Age Related Reactions to a Traumatic Event - The National Child Traumatic Stress Network: By understanding how children experience traumatic events and how these children express their lingering distress over the experience, parents, physicians, communities, and schools can respond to their children and help them through this challenging time. The goal is to restore balance to these children’s lives and the lives of their families.
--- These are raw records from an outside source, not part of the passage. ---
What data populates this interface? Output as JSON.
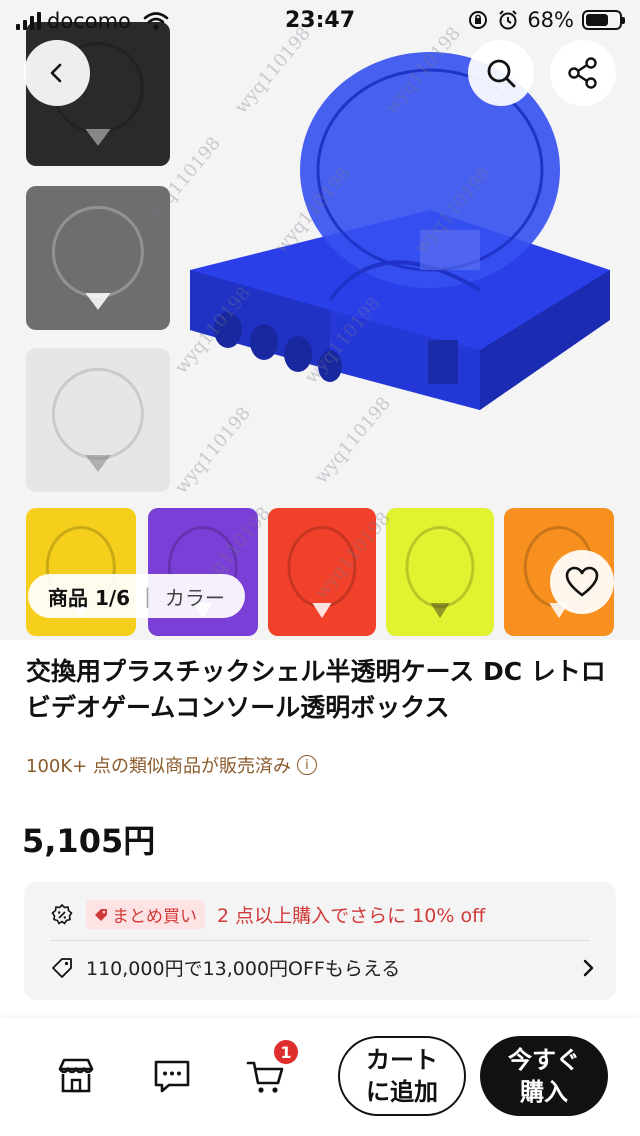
{
  "status_bar": {
    "carrier": "docomo",
    "time": "23:47",
    "battery": "68%"
  },
  "gallery": {
    "counter": "商品 1/6",
    "color_tab": "カラー",
    "watermark": "wyq110198",
    "colors": {
      "black": "#2a2a2a",
      "smoke": "#6e6e6e",
      "clear": "#e6e6e6",
      "blue": "#2a3fe8",
      "yellow": "#f6cf1c",
      "purple": "#7a3fd6",
      "red": "#f2412a",
      "lime": "#e3f230",
      "orange": "#f7901e"
    }
  },
  "product": {
    "title": "交換用プラスチックシェル半透明ケース DC レトロビデオゲームコンソール透明ボックス",
    "sold": "100K+ 点の類似商品が販売済み",
    "price": "5,105円"
  },
  "promo": {
    "badge": "まとめ買い",
    "bulk_text": "2 点以上購入でさらに 10% off",
    "coupon_text": "110,000円で13,000円OFFもらえる"
  },
  "bottom": {
    "cart_count": "1",
    "add_to_cart": "カート\nに追加",
    "buy_now": "今すぐ\n購入"
  }
}
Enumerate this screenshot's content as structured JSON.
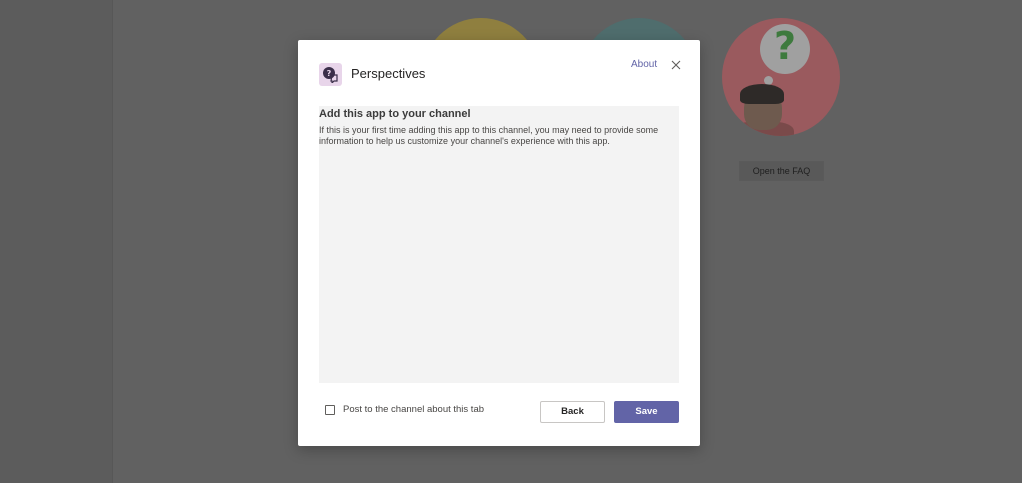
{
  "background": {
    "faq_button": "Open the FAQ"
  },
  "dialog": {
    "app_icon": "perspectives-app-icon",
    "title": "Perspectives",
    "about_link": "About",
    "close_icon": "close-icon",
    "content": {
      "heading": "Add this app to your channel",
      "description": "If this is your first time adding this app to this channel, you may need to provide some information to help us customize your channel's experience with this app."
    },
    "post_checkbox": {
      "label": "Post to the channel about this tab",
      "checked": false
    },
    "back_label": "Back",
    "save_label": "Save"
  },
  "colors": {
    "accent": "#6264a7",
    "overlay": "#5f5f5f",
    "content_bg": "#f3f3f3"
  }
}
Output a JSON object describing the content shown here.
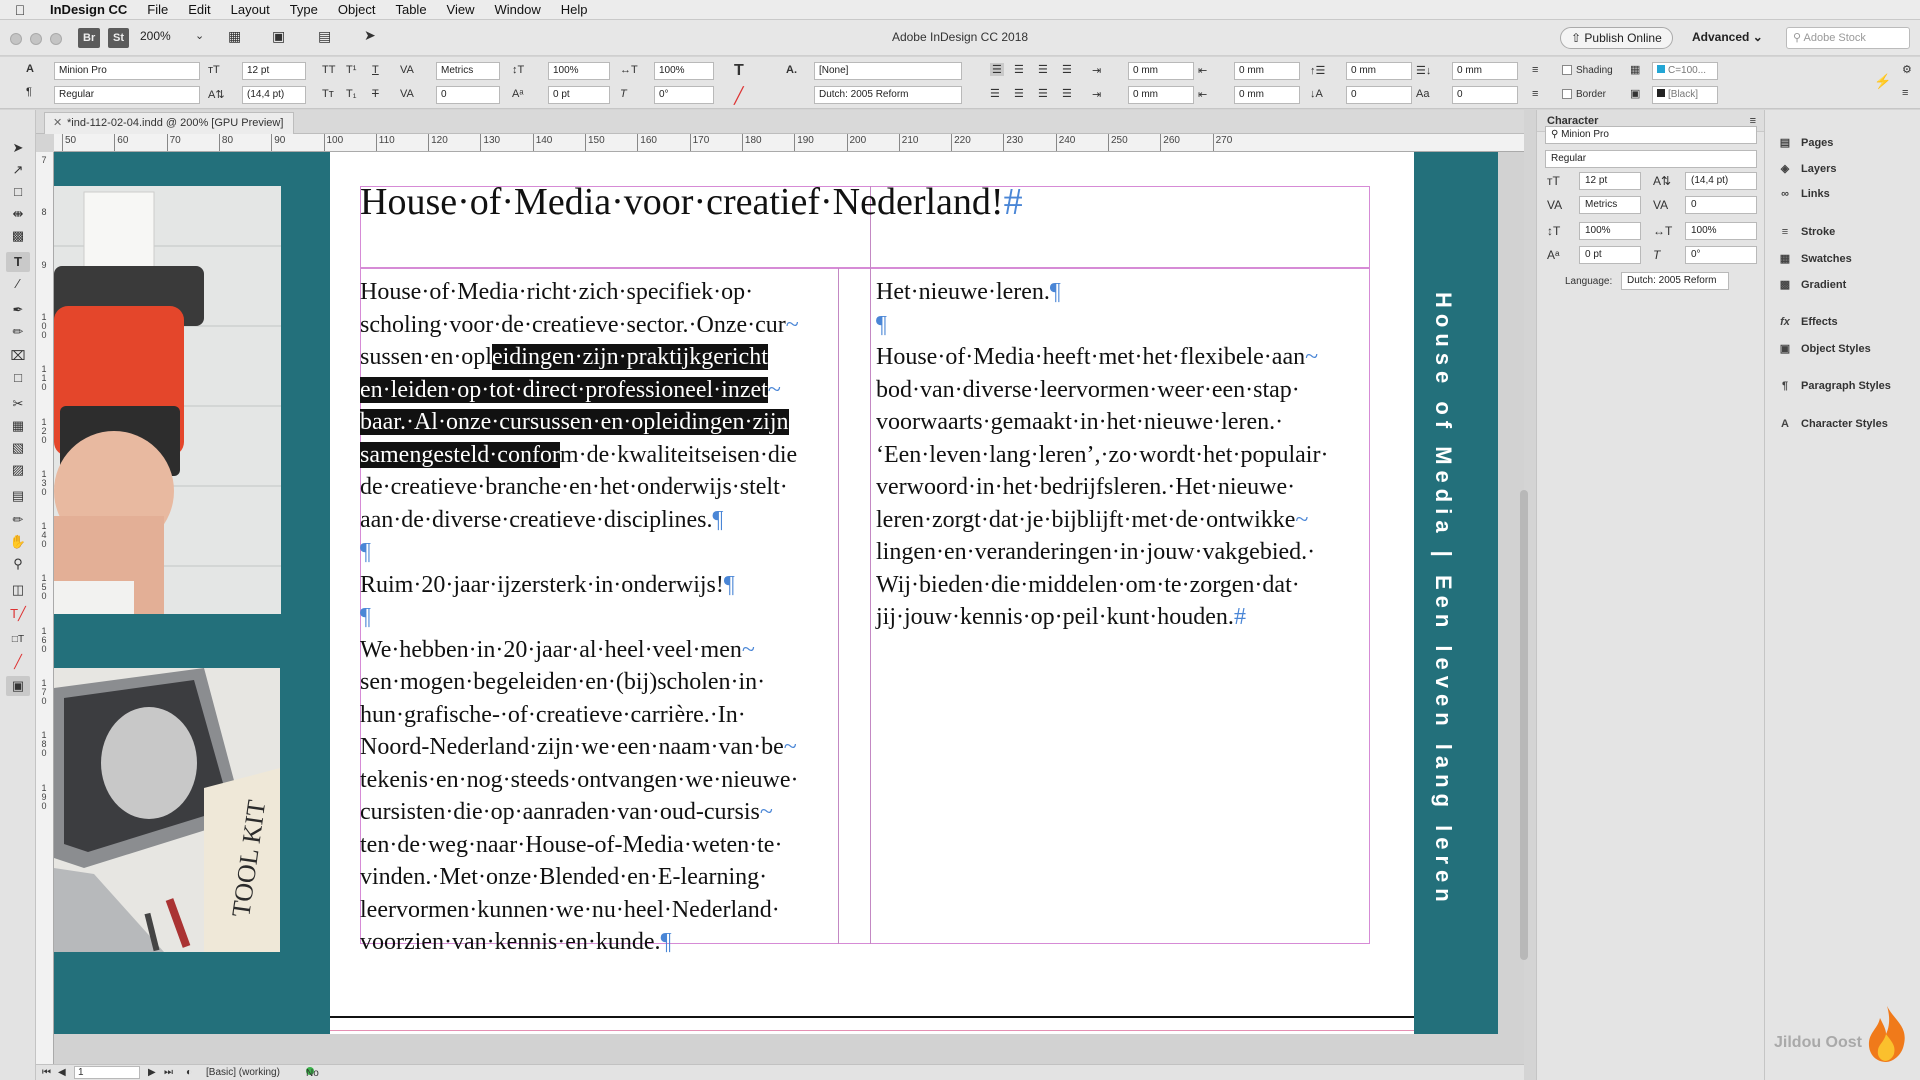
{
  "menubar": {
    "app_name": "InDesign CC",
    "items": [
      "File",
      "Edit",
      "Layout",
      "Type",
      "Object",
      "Table",
      "View",
      "Window",
      "Help"
    ]
  },
  "titlebar": {
    "bridge_chip": "Br",
    "stock_chip": "St",
    "zoom": "200%",
    "window_title": "Adobe InDesign CC 2018",
    "publish_label": "Publish Online",
    "workspace_label": "Advanced",
    "search_placeholder": "Adobe Stock"
  },
  "control": {
    "font_family": "Minion Pro",
    "font_style": "Regular",
    "font_size": "12 pt",
    "leading": "(14,4 pt)",
    "kerning": "Metrics",
    "tracking": "0",
    "vertical_scale": "100%",
    "horizontal_scale": "100%",
    "baseline_shift": "0 pt",
    "skew": "0°",
    "char_style": "[None]",
    "language": "Dutch: 2005 Reform",
    "indent_left": "0 mm",
    "indent_right": "0 mm",
    "first_line": "0 mm",
    "last_line": "0 mm",
    "space_before": "0 mm",
    "space_after": "0 mm",
    "drop_cap_lines": "0",
    "drop_cap_chars": "0",
    "shading_label": "Shading",
    "border_label": "Border",
    "shading_swatch": "C=100...",
    "border_swatch": "[Black]"
  },
  "tab": {
    "title": "*ind-112-02-04.indd @ 200% [GPU Preview]"
  },
  "ruler": {
    "h_ticks": [
      "50",
      "60",
      "70",
      "80",
      "90",
      "100",
      "110",
      "120",
      "130",
      "140",
      "150",
      "160",
      "170",
      "180",
      "190",
      "200",
      "210",
      "220",
      "230",
      "240",
      "250",
      "260",
      "270"
    ],
    "v_ticks": [
      "7",
      "8",
      "9",
      "100",
      "110",
      "120",
      "130",
      "140",
      "150",
      "160",
      "170",
      "180",
      "190"
    ]
  },
  "document": {
    "heading": "House·of·Media·voor·creatief·Nederland!",
    "heading_mark": "#",
    "col1_para1": {
      "line1": "House·of·Media·richt·zich·specifiek·op·",
      "line2": "scholing·voor·de·creatieve·sector.·Onze·cur",
      "line3_a": "sussen·en·opl",
      "line3_sel": "eidingen·zijn·praktijkgericht",
      "line4_sel": "en·leiden·op·tot·direct·professioneel·inzet",
      "line5_sel": "baar.·Al·onze·cursussen·en·opleidingen·zijn",
      "line6_sel": "samengesteld·confor",
      "line6_b": "m·de·kwaliteitseisen·die",
      "line7": "de·creatieve·branche·en·het·onderwijs·stelt·",
      "line8": "aan·de·diverse·creatieve·disciplines."
    },
    "col1_subheading": "Ruim·20·jaar·ijzersterk·in·onderwijs!",
    "col1_para2": [
      "We·hebben·in·20·jaar·al·heel·veel·men",
      "sen·mogen·begeleiden·en·(bij)scholen·in·",
      "hun·grafische-·of·creatieve·carrière.·In·",
      "Noord-Nederland·zijn·we·een·naam·van·be",
      "tekenis·en·nog·steeds·ontvangen·we·nieuwe·",
      "cursisten·die·op·aanraden·van·oud-cursis",
      "ten·de·weg·naar·House-of-Media·weten·te·",
      "vinden.·Met·onze·Blended·en·E-learning·",
      "leervormen·kunnen·we·nu·heel·Nederland·",
      "voorzien·van·kennis·en·kunde."
    ],
    "col2_heading": "Het·nieuwe·leren.",
    "col2_para": [
      "House·of·Media·heeft·met·het·flexibele·aan",
      "bod·van·diverse·leervormen·weer·een·stap·",
      "voorwaarts·gemaakt·in·het·nieuwe·leren.·",
      "‘Een·leven·lang·leren’,·zo·wordt·het·populair·",
      "verwoord·in·het·bedrijfsleren.·Het·nieuwe·",
      "leren·zorgt·dat·je·bijblijft·met·de·ontwikke",
      "lingen·en·veranderingen·in·jouw·vakgebied.·",
      "Wij·bieden·die·middelen·om·te·zorgen·dat·",
      "jij·jouw·kennis·op·peil·kunt·houden."
    ],
    "pilcrow": "¶",
    "hyphen_mark": "~",
    "end_mark": "#",
    "vertical_band_text": "House of Media | Een leven lang leren",
    "image2_caption": "TOOL KIT"
  },
  "status": {
    "page_number": "1",
    "preflight_profile": "[Basic] (working)",
    "errors": "No errors"
  },
  "character_panel": {
    "title": "Character",
    "font_family": "Minion Pro",
    "font_style": "Regular",
    "size": "12 pt",
    "leading": "(14,4 pt)",
    "kerning": "Metrics",
    "tracking": "0",
    "vertical_scale": "100%",
    "horizontal_scale": "100%",
    "baseline_shift": "0 pt",
    "skew": "0°",
    "language_label": "Language:",
    "language": "Dutch: 2005 Reform"
  },
  "dock": {
    "items": [
      "Pages",
      "Layers",
      "Links",
      "Stroke",
      "Swatches",
      "Gradient",
      "Effects",
      "Object Styles",
      "Paragraph Styles",
      "Character Styles"
    ]
  },
  "watermark": "Jildou Oost",
  "colors": {
    "teal": "#23707b",
    "frame": "#d68bd6",
    "pilcrow": "#4a86d6",
    "selection": "#111111"
  }
}
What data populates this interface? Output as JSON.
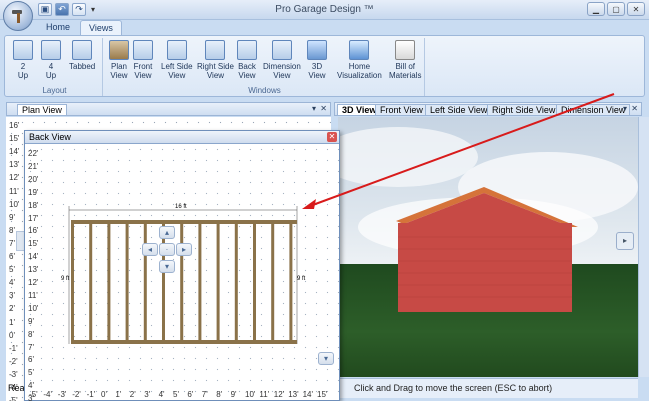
{
  "app": {
    "title": "Pro Garage Design ™"
  },
  "ribbon": {
    "tabs": [
      "Home",
      "Views"
    ],
    "groups": {
      "layout": {
        "label": "Layout",
        "buttons": [
          "2\nUp",
          "4\nUp",
          "Tabbed"
        ]
      },
      "windows": {
        "label": "Windows",
        "buttons": [
          "Plan\nView",
          "Front\nView",
          "Left Side\nView",
          "Right Side\nView",
          "Back\nView",
          "Dimension\nView",
          "3D\nView",
          "Home\nVisualization",
          "Bill of\nMaterials"
        ]
      }
    }
  },
  "plan_panel": {
    "tab": "Plan View",
    "status": "Rea",
    "ruler": [
      "16'",
      "15'",
      "14'",
      "13'",
      "12'",
      "11'",
      "10'",
      "9'",
      "8'",
      "7'",
      "6'",
      "5'",
      "4'",
      "3'",
      "2'",
      "1'",
      "0'",
      "-1'",
      "-2'",
      "-3'",
      "-4'",
      "-5'",
      "-6'"
    ]
  },
  "right_panel": {
    "tabs": [
      "3D View",
      "Front View",
      "Left Side View",
      "Right Side View",
      "Dimension View"
    ],
    "status": "Click and Drag to move the screen  (ESC to abort)"
  },
  "back_view": {
    "title": "Back View",
    "y_ruler": [
      "22'",
      "21'",
      "20'",
      "19'",
      "18'",
      "17'",
      "16'",
      "15'",
      "14'",
      "13'",
      "12'",
      "11'",
      "10'",
      "9'",
      "8'",
      "7'",
      "6'",
      "5'",
      "4'",
      "3'"
    ],
    "x_ruler": [
      "-5'",
      "-4'",
      "-3'",
      "-2'",
      "-1'",
      "0'",
      "1'",
      "2'",
      "3'",
      "4'",
      "5'",
      "6'",
      "7'",
      "8'",
      "9'",
      "10'",
      "11'",
      "12'",
      "13'",
      "14'",
      "15'"
    ],
    "width_label": "16 ft",
    "height_left": "9 ft",
    "height_right": "9 ft"
  },
  "colors": {
    "wall": "#c74a45",
    "roof": "#d5733a",
    "grass": "#2d5e29",
    "arrow": "#d81b1b",
    "stud": "#8a7249"
  }
}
After A Crisis: Helping Young Children Heal - The National Child Traumatic Stress Network: Young children, toddlers, and preschoolers know when bad things happen, and they remember what they have been through. After a scary event, we often see changes in their behavior. They may cry more, become clingy and not want us to leave, have temper tantrums, hit others, have problems sleeping, become afraid of things that didn’t bother them before, and lose skills they previously mastered. Changes like these are a sign that they need help. Here are some ways you can help.

Tips for Talking With and Helping Children and Youth Cope After a Disaster or Traumatic Event: A Guide for Parents, Caregivers, and Teachers - Substance Abuse And Mental Health Services Administration: Children and youth can face emotional strains after a traumatic event such as a car crash or violence. Disasters also may leave them with long-lasting harmful effects. When children experience a trauma, watch it on TV, or overhear others discussing it, they can feel scared, confused, or anxious. Young people react to trauma differently than adults. Some may react right away; others may show signs that they are having a difficult time much later. As such, adults do not always know when a child needs help coping. This tip sheet will help parents, caregivers, and teachers learn some common reactions, respond in a helpful way, and know when to seek support.

Restoring a Sense of Safety in the Aftermath of a Mass Shooting: Tips for Parents and Professionals - Center for the Study of Traumatic Stress: Too often our children are exposed to violence that is both senseless and harmful. Many children, those living in close proximity to a tragic event, and those who will learn about the event through television, social media, or newspaper coverage, will be affected and upset. A high profile event of this magnitude can result in confusion and distress among communities across the country. Distress can result in distortion about the facts of the event. Therefore, special attention should be given when communicating with children and adolescents.